> [WHAT IS REQUIRED]
Note each line of the entries that includes "device". Then copy those lines.

> [DATA SECTION]
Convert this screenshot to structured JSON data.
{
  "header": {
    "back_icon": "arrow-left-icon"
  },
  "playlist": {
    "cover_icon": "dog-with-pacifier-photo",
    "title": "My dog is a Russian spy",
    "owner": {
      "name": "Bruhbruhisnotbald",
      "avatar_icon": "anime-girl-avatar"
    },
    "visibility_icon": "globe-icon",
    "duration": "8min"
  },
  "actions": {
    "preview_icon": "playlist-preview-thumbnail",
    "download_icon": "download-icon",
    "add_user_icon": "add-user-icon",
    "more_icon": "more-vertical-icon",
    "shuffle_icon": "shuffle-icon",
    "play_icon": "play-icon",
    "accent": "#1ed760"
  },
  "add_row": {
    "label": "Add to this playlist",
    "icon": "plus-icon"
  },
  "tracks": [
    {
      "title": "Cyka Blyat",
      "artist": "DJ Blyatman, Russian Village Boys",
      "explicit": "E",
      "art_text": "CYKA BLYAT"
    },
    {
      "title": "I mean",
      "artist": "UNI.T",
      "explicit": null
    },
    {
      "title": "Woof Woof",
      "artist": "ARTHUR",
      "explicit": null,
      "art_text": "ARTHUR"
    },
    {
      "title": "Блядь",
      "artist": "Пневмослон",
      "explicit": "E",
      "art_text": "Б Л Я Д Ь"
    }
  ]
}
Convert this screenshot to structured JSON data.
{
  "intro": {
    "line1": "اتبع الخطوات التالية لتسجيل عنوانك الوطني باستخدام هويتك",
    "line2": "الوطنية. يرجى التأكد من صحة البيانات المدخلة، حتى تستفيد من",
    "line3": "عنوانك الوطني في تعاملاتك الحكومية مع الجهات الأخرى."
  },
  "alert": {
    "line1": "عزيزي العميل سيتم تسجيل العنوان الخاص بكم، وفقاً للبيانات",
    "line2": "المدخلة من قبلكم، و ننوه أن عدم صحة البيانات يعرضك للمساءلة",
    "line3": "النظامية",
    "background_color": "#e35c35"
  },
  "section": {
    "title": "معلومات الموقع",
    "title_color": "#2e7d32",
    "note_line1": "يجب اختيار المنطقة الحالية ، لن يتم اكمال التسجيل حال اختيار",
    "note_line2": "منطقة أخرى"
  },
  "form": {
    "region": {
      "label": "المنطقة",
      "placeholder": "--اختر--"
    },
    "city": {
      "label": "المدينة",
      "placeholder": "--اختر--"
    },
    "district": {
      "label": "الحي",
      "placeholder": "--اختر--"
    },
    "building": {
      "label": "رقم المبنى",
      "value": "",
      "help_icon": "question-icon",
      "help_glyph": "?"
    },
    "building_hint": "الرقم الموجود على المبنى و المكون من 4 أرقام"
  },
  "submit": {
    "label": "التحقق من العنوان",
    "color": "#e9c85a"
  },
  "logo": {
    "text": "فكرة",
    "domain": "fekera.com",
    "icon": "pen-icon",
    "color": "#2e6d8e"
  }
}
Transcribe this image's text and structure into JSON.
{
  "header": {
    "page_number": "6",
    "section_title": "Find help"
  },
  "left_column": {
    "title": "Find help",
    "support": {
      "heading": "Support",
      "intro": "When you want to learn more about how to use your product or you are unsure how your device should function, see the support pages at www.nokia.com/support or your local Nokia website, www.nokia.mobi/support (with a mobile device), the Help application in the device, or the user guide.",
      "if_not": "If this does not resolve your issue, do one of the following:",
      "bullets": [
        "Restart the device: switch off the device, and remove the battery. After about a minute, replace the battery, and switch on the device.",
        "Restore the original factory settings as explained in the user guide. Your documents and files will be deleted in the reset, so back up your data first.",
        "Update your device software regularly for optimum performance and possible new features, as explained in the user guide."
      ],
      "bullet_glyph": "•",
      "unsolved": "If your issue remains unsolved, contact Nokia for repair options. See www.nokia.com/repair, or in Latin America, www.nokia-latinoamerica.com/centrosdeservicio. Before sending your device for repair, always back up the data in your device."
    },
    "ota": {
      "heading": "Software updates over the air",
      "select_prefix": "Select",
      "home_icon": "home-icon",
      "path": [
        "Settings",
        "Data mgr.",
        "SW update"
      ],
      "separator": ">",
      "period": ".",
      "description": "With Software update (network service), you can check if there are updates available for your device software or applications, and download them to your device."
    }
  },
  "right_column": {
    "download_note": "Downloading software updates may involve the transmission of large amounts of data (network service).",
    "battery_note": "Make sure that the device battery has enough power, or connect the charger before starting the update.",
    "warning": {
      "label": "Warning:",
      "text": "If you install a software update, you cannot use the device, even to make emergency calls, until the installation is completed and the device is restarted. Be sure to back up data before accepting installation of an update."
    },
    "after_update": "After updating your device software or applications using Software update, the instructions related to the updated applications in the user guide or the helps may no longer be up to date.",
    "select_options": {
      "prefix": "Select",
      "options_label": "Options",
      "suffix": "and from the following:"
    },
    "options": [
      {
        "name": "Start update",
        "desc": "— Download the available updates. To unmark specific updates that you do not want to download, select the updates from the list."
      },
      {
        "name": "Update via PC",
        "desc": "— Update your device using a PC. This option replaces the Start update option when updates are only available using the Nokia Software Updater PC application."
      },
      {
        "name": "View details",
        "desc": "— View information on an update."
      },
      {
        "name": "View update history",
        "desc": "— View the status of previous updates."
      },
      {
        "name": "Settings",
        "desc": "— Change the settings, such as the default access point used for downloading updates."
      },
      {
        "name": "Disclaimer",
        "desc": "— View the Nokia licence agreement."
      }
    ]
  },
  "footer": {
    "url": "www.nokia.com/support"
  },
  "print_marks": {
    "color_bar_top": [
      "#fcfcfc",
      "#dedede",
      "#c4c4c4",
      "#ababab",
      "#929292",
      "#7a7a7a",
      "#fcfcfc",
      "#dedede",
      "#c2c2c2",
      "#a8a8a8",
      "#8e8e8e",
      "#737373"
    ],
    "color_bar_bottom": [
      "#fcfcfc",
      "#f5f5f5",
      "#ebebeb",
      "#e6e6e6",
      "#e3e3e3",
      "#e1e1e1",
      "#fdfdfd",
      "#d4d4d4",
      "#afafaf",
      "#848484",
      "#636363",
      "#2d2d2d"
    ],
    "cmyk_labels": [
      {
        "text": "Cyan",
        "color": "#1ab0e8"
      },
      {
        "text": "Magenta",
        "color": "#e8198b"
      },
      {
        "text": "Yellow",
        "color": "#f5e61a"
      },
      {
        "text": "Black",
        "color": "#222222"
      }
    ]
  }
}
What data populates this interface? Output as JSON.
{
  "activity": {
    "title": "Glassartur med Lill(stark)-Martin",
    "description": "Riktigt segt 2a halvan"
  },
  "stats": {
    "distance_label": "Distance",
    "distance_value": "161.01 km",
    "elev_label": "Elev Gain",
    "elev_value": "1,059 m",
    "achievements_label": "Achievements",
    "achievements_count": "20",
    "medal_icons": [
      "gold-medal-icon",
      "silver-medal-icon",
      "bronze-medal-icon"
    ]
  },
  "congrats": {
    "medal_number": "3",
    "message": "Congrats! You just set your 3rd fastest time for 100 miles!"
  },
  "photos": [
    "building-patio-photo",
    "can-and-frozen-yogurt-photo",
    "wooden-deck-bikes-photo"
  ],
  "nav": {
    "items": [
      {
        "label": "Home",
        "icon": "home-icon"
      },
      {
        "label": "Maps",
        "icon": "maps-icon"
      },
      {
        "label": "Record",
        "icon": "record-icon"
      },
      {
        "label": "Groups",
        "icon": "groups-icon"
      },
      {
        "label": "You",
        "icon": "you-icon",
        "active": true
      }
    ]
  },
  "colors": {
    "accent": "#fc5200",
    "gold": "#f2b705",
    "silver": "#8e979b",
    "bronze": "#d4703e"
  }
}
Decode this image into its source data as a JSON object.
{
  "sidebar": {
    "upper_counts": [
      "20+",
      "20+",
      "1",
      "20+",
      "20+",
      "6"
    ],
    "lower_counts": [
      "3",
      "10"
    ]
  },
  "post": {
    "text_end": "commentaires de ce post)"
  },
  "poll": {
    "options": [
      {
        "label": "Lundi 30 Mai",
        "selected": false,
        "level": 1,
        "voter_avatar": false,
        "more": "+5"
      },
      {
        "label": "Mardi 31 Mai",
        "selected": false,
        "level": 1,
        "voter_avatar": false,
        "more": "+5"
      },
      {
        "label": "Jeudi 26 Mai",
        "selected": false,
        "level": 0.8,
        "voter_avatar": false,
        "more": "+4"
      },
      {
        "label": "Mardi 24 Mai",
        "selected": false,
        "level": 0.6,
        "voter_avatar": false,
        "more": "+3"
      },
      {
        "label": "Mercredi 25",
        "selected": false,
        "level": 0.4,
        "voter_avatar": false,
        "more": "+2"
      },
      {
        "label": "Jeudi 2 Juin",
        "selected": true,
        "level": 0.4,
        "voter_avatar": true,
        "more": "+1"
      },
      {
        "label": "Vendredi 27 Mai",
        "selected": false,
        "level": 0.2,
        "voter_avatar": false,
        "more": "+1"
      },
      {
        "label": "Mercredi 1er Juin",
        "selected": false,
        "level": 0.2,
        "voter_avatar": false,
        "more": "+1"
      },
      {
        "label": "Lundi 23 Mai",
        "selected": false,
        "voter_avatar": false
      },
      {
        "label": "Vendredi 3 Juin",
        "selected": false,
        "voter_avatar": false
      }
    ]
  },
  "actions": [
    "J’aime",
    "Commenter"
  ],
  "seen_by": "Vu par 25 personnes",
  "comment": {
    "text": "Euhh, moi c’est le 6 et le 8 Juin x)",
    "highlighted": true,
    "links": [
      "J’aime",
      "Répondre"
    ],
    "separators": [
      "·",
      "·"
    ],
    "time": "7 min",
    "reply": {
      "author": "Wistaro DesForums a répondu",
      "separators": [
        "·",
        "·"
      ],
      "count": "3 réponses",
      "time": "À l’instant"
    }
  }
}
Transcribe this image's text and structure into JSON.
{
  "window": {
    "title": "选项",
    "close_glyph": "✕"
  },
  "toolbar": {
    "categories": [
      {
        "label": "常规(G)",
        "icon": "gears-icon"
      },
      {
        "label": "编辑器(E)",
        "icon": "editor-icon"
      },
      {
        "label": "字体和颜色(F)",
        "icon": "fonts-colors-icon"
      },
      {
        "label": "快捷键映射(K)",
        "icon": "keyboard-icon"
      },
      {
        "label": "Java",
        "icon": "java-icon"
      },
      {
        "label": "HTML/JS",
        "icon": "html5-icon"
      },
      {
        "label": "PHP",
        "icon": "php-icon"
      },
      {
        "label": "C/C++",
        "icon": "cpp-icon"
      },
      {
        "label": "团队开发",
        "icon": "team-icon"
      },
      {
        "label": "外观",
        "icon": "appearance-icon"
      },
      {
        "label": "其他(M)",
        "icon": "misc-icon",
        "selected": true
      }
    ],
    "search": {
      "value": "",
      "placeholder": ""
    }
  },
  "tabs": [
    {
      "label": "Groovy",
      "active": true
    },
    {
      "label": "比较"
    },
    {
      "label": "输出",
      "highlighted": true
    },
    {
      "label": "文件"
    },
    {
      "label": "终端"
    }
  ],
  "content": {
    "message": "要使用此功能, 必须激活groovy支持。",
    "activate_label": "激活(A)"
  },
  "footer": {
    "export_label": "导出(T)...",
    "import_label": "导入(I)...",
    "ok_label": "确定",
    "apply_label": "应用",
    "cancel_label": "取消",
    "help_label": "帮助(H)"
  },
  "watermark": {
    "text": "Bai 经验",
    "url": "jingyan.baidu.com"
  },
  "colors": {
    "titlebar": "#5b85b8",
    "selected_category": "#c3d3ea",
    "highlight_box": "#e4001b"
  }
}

> [WRITTEN ANSWER]
      "intro": "When you want to learn more about how to use your product or you are unsure how your device should function, see the support pages at www.nokia.com/support or your local Nokia website, www.nokia.mobi/support (with a mobile device), the Help application in the device, or the user guide.",
        "Restart the device: switch off the device, and remove the battery. After about a minute, replace the battery, and switch on the device.",
        "Update your device software regularly for optimum performance and possible new features, as explained in the user guide."
      "unsolved": "If your issue remains unsolved, contact Nokia for repair options. See www.nokia.com/repair, or in Latin America, www.nokia-latinoamerica.com/centrosdeservicio. Before sending your device for repair, always back up the data in your device."
      "description": "With Software update (network service), you can check if there are updates available for your device software or applications, and download them to your device."
    "battery_note": "Make sure that the device battery has enough power, or connect the charger before starting the update.",
      "text": "If you install a software update, you cannot use the device, even to make emergency calls, until the installation is completed and the device is restarted. Be sure to back up data before accepting installation of an update."
    "after_update": "After updating your device software or applications using Software update, the instructions related to the updated applications in the user guide or the helps may no longer be up to date.",
        "desc": "— Update your device using a PC. This option replaces the Start update option when updates are only available using the Nokia Software Updater PC application."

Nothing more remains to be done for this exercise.